** Problem description **
Find all lines below containing the string "image" and return them.

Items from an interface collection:
---+---
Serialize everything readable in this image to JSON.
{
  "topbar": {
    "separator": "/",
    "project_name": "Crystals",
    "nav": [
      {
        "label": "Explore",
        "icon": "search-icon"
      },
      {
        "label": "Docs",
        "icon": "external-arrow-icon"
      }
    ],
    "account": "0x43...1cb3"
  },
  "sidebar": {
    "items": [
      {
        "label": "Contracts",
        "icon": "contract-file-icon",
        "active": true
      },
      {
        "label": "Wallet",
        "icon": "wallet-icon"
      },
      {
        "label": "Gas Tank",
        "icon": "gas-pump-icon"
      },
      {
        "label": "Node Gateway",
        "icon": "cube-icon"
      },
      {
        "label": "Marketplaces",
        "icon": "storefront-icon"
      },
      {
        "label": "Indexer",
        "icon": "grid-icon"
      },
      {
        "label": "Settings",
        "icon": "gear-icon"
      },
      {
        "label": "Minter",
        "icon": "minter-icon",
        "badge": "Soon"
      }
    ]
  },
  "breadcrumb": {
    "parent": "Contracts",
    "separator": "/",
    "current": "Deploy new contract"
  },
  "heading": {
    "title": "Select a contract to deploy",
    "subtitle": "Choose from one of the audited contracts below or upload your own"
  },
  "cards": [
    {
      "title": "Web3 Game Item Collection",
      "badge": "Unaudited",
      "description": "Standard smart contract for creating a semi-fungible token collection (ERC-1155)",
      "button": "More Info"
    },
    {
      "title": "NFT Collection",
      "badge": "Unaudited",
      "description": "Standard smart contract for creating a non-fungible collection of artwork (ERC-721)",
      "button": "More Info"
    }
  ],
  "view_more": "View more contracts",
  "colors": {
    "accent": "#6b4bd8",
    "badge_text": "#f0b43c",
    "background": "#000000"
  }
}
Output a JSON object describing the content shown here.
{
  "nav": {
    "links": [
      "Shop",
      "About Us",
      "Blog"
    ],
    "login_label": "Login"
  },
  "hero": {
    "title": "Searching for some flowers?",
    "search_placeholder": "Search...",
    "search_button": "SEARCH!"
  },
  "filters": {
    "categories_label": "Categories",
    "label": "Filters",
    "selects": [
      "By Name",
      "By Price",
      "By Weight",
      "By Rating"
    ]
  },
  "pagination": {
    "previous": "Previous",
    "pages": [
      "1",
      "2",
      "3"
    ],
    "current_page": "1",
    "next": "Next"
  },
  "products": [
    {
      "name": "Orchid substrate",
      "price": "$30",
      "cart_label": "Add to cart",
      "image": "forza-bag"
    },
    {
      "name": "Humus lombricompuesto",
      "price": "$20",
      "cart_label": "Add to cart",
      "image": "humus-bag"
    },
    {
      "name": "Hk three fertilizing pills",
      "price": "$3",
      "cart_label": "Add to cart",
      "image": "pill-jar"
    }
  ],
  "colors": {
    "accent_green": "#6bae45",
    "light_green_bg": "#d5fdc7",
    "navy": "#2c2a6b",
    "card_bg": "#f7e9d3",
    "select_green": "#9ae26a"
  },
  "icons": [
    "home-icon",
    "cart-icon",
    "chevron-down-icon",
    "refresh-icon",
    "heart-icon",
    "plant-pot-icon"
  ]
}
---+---
** Task response **
Serialize everything readable in this image to JSON.
      "image": "forza-bag"
      "image": "humus-bag"
      "image": "pill-jar"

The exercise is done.